(DESCRIPTION OF THE TASK): Every line of the data below should be retyped exactly, with no images carried over.
-------- AVAILABLE DATA --------
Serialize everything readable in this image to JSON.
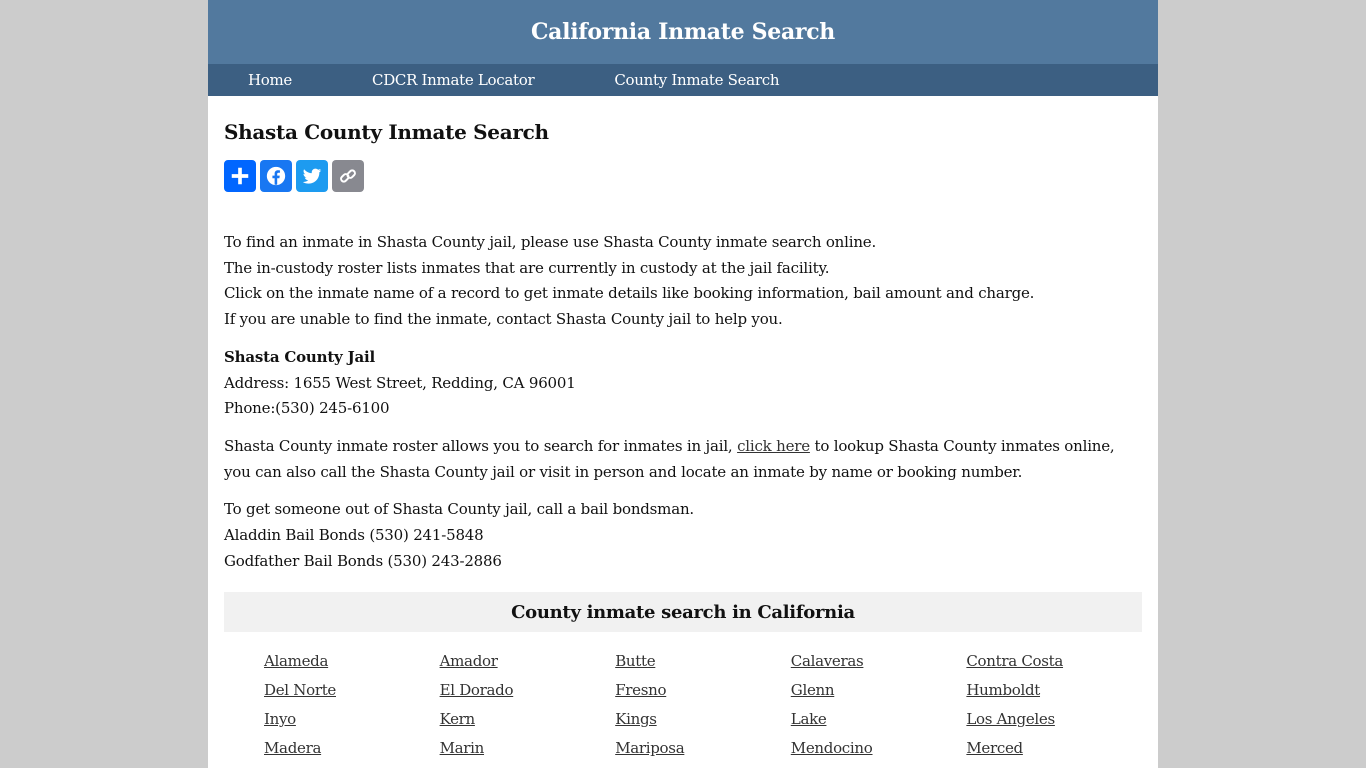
{
  "header": {
    "title": "California Inmate Search"
  },
  "nav": [
    {
      "label": "Home"
    },
    {
      "label": "CDCR Inmate Locator"
    },
    {
      "label": "County Inmate Search"
    }
  ],
  "main": {
    "title": "Shasta County Inmate Search",
    "share_buttons": [
      {
        "name": "share",
        "icon": "plus-icon",
        "color": "#0166ff"
      },
      {
        "name": "facebook",
        "icon": "facebook-icon",
        "color": "#1877f2"
      },
      {
        "name": "twitter",
        "icon": "twitter-icon",
        "color": "#1d9bf0"
      },
      {
        "name": "copy-link",
        "icon": "link-icon",
        "color": "#888990"
      }
    ],
    "intro_lines": [
      "To find an inmate in Shasta County jail, please use Shasta County inmate search online.",
      "The in-custody roster lists inmates that are currently in custody at the jail facility.",
      "Click on the inmate name of a record to get inmate details like booking information, bail amount and charge.",
      "If you are unable to find the inmate, contact Shasta County jail to help you."
    ],
    "jail": {
      "name": "Shasta County Jail",
      "address": "Address: 1655 West Street, Redding, CA 96001",
      "phone": "Phone:(530) 245-6100"
    },
    "roster": {
      "before_link": "Shasta County inmate roster allows you to search for inmates in jail, ",
      "link_text": "click here",
      "after_link": " to lookup Shasta County inmates online, you can also call the Shasta County jail or visit in person and locate an inmate by name or booking number."
    },
    "bail": {
      "intro": "To get someone out of Shasta County jail, call a bail bondsman.",
      "bondsmen": [
        "Aladdin Bail Bonds (530) 241-5848",
        "Godfather Bail Bonds (530) 243-2886"
      ]
    },
    "county_section": {
      "title": "County inmate search in California",
      "counties": [
        "Alameda",
        "Amador",
        "Butte",
        "Calaveras",
        "Contra Costa",
        "Del Norte",
        "El Dorado",
        "Fresno",
        "Glenn",
        "Humboldt",
        "Inyo",
        "Kern",
        "Kings",
        "Lake",
        "Los Angeles",
        "Madera",
        "Marin",
        "Mariposa",
        "Mendocino",
        "Merced"
      ]
    }
  }
}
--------
(SOLUTION FOR THIS TASK):
Serialize everything readable in this image to JSON.
{
  "header": {
    "title": "California Inmate Search"
  },
  "nav": [
    {
      "label": "Home"
    },
    {
      "label": "CDCR Inmate Locator"
    },
    {
      "label": "County Inmate Search"
    }
  ],
  "main": {
    "title": "Shasta County Inmate Search",
    "share_buttons": [
      {
        "name": "share",
        "icon": "plus-icon",
        "color": "#0166ff"
      },
      {
        "name": "facebook",
        "icon": "facebook-icon",
        "color": "#1877f2"
      },
      {
        "name": "twitter",
        "icon": "twitter-icon",
        "color": "#1d9bf0"
      },
      {
        "name": "copy-link",
        "icon": "link-icon",
        "color": "#888990"
      }
    ],
    "intro_lines": [
      "To find an inmate in Shasta County jail, please use Shasta County inmate search online.",
      "The in-custody roster lists inmates that are currently in custody at the jail facility.",
      "Click on the inmate name of a record to get inmate details like booking information, bail amount and charge.",
      "If you are unable to find the inmate, contact Shasta County jail to help you."
    ],
    "jail": {
      "name": "Shasta County Jail",
      "address": "Address: 1655 West Street, Redding, CA 96001",
      "phone": "Phone:(530) 245-6100"
    },
    "roster": {
      "before_link": "Shasta County inmate roster allows you to search for inmates in jail, ",
      "link_text": "click here",
      "after_link": " to lookup Shasta County inmates online, you can also call the Shasta County jail or visit in person and locate an inmate by name or booking number."
    },
    "bail": {
      "intro": "To get someone out of Shasta County jail, call a bail bondsman.",
      "bondsmen": [
        "Aladdin Bail Bonds (530) 241-5848",
        "Godfather Bail Bonds (530) 243-2886"
      ]
    },
    "county_section": {
      "title": "County inmate search in California",
      "counties": [
        "Alameda",
        "Amador",
        "Butte",
        "Calaveras",
        "Contra Costa",
        "Del Norte",
        "El Dorado",
        "Fresno",
        "Glenn",
        "Humboldt",
        "Inyo",
        "Kern",
        "Kings",
        "Lake",
        "Los Angeles",
        "Madera",
        "Marin",
        "Mariposa",
        "Mendocino",
        "Merced"
      ]
    }
  }
}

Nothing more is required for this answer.